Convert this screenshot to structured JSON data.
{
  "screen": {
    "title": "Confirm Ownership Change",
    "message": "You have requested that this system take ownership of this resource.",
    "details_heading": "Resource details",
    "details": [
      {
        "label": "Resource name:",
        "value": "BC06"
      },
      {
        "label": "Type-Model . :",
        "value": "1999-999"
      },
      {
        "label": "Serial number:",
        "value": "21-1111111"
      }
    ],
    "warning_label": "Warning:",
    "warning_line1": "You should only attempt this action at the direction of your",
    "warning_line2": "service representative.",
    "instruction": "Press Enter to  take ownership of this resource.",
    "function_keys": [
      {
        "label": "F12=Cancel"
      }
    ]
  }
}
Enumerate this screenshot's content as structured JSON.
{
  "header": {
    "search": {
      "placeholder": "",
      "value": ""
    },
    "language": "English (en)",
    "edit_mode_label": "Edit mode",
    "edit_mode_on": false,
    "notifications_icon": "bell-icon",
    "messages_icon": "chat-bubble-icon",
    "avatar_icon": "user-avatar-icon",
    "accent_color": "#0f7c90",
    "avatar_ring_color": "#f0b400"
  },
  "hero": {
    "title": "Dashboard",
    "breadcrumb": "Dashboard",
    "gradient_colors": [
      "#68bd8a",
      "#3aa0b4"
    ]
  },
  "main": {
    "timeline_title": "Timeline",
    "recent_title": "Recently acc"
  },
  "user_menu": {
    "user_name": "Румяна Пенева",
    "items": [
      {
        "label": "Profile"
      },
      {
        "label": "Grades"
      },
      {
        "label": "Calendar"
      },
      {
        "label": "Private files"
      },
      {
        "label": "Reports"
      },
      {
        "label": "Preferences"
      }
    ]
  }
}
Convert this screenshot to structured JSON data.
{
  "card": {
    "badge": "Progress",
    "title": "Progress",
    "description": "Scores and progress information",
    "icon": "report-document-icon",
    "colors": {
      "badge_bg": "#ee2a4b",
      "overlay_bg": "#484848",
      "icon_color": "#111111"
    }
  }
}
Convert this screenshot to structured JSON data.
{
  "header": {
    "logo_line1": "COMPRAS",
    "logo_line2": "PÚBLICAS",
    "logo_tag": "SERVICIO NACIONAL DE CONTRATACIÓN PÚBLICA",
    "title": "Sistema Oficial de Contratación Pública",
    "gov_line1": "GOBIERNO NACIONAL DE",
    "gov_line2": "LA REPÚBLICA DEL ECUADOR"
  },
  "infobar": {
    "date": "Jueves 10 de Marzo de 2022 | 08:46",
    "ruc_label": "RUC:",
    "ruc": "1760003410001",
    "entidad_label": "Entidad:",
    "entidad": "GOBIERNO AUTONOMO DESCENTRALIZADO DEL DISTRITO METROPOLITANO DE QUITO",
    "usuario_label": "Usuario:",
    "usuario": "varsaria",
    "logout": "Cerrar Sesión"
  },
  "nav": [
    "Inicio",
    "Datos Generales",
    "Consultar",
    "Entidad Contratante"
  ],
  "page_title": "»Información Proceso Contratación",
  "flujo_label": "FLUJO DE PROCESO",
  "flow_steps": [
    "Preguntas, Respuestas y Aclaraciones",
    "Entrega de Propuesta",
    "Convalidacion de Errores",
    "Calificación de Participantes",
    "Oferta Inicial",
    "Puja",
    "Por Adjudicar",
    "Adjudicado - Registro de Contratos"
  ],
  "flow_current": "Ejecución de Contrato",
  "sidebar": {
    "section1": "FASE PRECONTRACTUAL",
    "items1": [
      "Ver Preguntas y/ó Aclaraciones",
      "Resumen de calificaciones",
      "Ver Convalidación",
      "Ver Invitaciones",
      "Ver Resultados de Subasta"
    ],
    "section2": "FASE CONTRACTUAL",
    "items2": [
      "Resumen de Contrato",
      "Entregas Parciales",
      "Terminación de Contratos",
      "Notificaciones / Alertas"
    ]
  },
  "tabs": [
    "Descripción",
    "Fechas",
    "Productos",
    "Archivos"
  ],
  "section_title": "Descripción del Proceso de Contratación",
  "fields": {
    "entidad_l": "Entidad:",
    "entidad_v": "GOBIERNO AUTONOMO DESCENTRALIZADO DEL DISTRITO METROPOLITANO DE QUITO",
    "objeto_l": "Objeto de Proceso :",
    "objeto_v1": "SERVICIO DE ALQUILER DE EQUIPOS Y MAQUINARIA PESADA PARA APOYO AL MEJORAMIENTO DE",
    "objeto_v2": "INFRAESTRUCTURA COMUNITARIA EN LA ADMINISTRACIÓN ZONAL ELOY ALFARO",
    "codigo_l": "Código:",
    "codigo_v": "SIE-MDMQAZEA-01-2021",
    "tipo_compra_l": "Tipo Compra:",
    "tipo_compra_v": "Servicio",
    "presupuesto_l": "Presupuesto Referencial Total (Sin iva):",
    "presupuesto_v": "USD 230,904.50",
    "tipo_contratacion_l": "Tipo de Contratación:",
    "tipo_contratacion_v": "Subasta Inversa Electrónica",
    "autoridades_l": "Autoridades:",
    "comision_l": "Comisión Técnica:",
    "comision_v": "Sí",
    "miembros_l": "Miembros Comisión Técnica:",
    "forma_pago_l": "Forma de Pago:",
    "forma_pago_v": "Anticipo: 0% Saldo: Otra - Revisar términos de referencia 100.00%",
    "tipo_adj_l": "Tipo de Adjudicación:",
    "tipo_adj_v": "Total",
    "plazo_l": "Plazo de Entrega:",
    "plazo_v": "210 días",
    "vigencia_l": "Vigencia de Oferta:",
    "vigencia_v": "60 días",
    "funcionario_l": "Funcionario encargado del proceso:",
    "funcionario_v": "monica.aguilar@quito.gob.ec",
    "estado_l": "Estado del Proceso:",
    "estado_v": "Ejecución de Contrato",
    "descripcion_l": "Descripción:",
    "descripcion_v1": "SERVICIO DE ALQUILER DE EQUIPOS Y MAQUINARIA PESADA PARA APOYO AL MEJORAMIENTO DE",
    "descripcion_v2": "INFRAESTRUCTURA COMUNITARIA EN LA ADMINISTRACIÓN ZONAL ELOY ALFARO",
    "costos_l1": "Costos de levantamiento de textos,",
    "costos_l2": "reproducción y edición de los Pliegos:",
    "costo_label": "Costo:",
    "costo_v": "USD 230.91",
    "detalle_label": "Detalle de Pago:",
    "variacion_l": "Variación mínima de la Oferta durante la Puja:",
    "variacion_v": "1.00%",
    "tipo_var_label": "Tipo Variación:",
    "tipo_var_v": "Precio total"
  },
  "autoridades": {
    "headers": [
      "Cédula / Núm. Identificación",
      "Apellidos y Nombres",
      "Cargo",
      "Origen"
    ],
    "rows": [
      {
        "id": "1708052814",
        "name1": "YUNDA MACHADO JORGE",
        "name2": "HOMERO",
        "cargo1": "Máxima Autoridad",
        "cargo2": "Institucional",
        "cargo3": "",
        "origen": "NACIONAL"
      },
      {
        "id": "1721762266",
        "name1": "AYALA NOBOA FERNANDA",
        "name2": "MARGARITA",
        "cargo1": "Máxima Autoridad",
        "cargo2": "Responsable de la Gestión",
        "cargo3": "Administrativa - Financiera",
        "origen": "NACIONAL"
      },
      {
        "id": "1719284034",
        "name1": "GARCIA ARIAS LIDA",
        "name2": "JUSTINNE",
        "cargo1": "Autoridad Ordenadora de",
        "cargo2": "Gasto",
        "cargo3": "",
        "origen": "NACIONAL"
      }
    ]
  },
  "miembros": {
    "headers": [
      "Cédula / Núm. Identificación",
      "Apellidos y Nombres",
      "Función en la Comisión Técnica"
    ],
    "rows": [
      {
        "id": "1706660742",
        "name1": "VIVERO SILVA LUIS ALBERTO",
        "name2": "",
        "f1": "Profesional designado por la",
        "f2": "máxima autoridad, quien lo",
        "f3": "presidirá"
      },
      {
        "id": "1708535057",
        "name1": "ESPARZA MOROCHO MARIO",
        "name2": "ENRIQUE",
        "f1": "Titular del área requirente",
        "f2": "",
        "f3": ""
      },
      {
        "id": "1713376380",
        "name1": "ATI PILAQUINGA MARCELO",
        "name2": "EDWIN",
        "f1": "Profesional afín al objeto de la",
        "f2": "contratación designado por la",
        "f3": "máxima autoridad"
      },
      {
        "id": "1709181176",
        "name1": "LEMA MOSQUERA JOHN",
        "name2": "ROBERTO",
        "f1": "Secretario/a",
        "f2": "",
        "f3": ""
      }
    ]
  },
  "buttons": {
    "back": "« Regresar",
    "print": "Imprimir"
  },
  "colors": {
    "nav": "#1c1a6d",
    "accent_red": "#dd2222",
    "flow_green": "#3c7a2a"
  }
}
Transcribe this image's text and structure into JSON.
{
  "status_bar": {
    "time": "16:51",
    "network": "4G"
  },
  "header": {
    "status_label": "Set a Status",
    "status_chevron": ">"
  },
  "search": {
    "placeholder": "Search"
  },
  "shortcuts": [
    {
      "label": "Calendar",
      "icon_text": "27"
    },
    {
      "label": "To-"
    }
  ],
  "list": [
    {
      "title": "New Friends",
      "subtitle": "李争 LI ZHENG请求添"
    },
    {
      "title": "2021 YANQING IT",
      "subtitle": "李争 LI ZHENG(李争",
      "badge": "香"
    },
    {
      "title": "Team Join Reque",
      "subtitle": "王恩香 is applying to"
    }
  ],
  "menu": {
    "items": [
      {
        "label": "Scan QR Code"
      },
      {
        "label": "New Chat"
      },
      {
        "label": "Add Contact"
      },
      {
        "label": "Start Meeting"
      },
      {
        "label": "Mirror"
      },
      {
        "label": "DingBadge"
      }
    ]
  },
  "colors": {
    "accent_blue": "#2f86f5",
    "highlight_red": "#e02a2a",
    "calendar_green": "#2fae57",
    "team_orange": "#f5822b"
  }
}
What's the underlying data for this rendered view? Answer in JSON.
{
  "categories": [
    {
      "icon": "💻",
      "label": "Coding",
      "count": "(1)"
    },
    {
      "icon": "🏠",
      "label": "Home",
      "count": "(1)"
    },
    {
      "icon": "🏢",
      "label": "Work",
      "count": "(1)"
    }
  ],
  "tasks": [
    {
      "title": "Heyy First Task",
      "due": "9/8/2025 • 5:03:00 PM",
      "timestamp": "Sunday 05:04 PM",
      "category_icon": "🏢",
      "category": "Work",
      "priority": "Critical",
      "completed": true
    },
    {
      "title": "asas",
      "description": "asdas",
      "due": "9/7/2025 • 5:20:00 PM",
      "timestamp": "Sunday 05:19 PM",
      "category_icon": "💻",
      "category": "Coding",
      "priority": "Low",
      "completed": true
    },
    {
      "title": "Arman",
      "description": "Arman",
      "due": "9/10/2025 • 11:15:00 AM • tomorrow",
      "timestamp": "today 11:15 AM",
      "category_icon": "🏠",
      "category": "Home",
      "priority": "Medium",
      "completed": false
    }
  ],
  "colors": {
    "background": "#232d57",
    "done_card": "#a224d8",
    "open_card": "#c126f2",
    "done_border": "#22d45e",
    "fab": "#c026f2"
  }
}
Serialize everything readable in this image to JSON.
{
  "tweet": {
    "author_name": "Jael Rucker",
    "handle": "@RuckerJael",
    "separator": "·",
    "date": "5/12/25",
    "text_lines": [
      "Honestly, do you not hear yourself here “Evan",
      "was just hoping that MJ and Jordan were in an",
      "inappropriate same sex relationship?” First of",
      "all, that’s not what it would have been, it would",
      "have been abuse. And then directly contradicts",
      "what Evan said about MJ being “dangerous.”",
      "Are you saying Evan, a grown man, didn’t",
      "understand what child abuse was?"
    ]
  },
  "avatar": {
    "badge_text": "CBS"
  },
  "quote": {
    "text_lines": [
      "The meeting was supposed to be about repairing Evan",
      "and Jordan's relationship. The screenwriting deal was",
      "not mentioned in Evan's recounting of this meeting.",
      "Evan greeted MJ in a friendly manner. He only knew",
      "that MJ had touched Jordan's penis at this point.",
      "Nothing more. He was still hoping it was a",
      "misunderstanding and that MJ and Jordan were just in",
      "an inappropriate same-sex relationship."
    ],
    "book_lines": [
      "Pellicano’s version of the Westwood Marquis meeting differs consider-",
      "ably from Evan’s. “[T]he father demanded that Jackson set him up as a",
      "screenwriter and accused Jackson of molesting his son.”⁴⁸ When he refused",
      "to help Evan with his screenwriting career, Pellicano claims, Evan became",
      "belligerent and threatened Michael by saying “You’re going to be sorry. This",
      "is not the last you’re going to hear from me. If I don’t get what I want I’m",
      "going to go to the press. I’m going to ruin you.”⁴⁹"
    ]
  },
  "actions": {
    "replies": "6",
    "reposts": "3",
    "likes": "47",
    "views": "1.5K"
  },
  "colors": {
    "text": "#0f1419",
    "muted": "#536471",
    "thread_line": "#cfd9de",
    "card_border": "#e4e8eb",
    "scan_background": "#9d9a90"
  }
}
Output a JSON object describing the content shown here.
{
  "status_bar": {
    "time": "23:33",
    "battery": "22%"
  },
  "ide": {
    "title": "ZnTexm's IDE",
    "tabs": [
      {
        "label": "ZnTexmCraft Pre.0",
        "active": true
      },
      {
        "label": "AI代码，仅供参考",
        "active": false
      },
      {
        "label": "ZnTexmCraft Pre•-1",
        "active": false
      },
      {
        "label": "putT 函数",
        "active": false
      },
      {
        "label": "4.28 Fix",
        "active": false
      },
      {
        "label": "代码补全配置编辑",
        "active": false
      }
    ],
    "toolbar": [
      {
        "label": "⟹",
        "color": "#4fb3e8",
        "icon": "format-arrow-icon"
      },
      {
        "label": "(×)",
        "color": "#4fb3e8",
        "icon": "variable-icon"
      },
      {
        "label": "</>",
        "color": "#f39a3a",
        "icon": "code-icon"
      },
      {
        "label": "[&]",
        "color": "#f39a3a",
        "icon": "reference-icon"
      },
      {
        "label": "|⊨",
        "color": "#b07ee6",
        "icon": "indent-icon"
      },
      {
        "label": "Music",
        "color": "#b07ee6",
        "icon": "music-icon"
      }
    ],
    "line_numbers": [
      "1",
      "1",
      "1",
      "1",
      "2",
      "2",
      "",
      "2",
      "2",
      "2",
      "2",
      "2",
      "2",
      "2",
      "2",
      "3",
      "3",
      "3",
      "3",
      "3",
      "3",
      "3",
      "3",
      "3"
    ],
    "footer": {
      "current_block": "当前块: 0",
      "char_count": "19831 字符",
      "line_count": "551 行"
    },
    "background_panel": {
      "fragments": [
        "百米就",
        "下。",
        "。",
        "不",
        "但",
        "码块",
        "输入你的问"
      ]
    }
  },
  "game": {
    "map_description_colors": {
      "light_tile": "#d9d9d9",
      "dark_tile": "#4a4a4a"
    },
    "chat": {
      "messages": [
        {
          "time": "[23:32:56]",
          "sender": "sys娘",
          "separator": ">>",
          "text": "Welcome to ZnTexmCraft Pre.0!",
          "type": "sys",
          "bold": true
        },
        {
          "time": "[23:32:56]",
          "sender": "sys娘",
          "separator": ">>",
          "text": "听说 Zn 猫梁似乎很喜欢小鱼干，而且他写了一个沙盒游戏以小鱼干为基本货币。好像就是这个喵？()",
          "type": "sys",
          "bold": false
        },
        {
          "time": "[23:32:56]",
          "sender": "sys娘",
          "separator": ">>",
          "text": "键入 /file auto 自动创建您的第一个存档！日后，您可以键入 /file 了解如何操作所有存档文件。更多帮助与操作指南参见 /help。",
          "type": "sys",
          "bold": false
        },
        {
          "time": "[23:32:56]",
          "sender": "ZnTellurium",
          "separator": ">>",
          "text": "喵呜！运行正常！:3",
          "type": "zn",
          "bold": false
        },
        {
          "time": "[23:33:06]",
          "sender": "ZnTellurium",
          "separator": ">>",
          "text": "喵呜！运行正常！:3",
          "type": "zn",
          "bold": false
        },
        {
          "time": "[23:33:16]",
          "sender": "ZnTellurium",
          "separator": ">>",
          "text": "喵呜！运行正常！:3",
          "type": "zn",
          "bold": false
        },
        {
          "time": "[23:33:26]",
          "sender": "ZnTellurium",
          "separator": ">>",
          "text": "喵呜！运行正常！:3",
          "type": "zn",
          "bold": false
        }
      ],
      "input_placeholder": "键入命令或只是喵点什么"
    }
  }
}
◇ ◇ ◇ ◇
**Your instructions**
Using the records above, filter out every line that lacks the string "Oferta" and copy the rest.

**Result of this exercise**
    "Oferta Inicial",
    "vigencia_l": "Vigencia de Oferta:",
    "variacion_l": "Variación mínima de la Oferta durante la Puja:",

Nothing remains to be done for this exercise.